§ **Information given**:
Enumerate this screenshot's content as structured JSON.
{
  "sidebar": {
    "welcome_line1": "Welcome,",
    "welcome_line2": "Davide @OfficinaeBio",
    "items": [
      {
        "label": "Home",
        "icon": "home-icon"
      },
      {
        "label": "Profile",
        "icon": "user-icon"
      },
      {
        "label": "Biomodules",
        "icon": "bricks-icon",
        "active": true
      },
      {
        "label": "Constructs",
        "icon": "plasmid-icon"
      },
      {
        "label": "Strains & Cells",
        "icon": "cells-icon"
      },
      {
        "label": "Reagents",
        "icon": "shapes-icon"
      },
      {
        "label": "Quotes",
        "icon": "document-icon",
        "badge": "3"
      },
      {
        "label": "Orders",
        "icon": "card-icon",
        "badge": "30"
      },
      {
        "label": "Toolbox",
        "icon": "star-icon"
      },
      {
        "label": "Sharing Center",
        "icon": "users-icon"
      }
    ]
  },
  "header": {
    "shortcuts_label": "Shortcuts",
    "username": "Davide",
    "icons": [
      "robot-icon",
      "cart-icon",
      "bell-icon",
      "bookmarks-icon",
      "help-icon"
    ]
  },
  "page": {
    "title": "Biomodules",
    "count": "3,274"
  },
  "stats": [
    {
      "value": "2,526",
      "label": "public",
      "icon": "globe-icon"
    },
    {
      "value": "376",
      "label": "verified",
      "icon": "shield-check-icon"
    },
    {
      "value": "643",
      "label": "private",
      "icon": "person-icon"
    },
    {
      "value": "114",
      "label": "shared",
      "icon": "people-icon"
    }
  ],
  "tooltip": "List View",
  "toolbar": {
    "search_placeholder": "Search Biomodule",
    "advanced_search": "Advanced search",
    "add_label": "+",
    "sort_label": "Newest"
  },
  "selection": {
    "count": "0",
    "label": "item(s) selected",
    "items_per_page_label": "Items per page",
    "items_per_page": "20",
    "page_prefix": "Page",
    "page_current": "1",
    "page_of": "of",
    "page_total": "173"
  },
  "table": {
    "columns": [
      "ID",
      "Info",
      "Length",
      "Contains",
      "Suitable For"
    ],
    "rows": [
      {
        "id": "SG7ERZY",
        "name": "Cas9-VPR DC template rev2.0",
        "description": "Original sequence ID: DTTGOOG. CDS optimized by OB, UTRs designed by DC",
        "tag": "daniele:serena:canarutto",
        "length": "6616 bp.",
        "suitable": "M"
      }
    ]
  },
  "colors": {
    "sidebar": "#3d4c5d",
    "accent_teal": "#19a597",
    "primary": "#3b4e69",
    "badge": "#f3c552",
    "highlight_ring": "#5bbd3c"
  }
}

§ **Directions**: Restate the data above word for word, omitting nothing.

§ **Solution**:
Enumerate this screenshot's content as structured JSON.
{
  "sidebar": {
    "welcome_line1": "Welcome,",
    "welcome_line2": "Davide @OfficinaeBio",
    "items": [
      {
        "label": "Home",
        "icon": "home-icon"
      },
      {
        "label": "Profile",
        "icon": "user-icon"
      },
      {
        "label": "Biomodules",
        "icon": "bricks-icon",
        "active": true
      },
      {
        "label": "Constructs",
        "icon": "plasmid-icon"
      },
      {
        "label": "Strains & Cells",
        "icon": "cells-icon"
      },
      {
        "label": "Reagents",
        "icon": "shapes-icon"
      },
      {
        "label": "Quotes",
        "icon": "document-icon",
        "badge": "3"
      },
      {
        "label": "Orders",
        "icon": "card-icon",
        "badge": "30"
      },
      {
        "label": "Toolbox",
        "icon": "star-icon"
      },
      {
        "label": "Sharing Center",
        "icon": "users-icon"
      }
    ]
  },
  "header": {
    "shortcuts_label": "Shortcuts",
    "username": "Davide",
    "icons": [
      "robot-icon",
      "cart-icon",
      "bell-icon",
      "bookmarks-icon",
      "help-icon"
    ]
  },
  "page": {
    "title": "Biomodules",
    "count": "3,274"
  },
  "stats": [
    {
      "value": "2,526",
      "label": "public",
      "icon": "globe-icon"
    },
    {
      "value": "376",
      "label": "verified",
      "icon": "shield-check-icon"
    },
    {
      "value": "643",
      "label": "private",
      "icon": "person-icon"
    },
    {
      "value": "114",
      "label": "shared",
      "icon": "people-icon"
    }
  ],
  "tooltip": "List View",
  "toolbar": {
    "search_placeholder": "Search Biomodule",
    "advanced_search": "Advanced search",
    "add_label": "+",
    "sort_label": "Newest"
  },
  "selection": {
    "count": "0",
    "label": "item(s) selected",
    "items_per_page_label": "Items per page",
    "items_per_page": "20",
    "page_prefix": "Page",
    "page_current": "1",
    "page_of": "of",
    "page_total": "173"
  },
  "table": {
    "columns": [
      "ID",
      "Info",
      "Length",
      "Contains",
      "Suitable For"
    ],
    "rows": [
      {
        "id": "SG7ERZY",
        "name": "Cas9-VPR DC template rev2.0",
        "description": "Original sequence ID: DTTGOOG. CDS optimized by OB, UTRs designed by DC",
        "tag": "daniele:serena:canarutto",
        "length": "6616 bp.",
        "suitable": "M"
      }
    ]
  },
  "colors": {
    "sidebar": "#3d4c5d",
    "accent_teal": "#19a597",
    "primary": "#3b4e69",
    "badge": "#f3c552",
    "highlight_ring": "#5bbd3c"
  }
}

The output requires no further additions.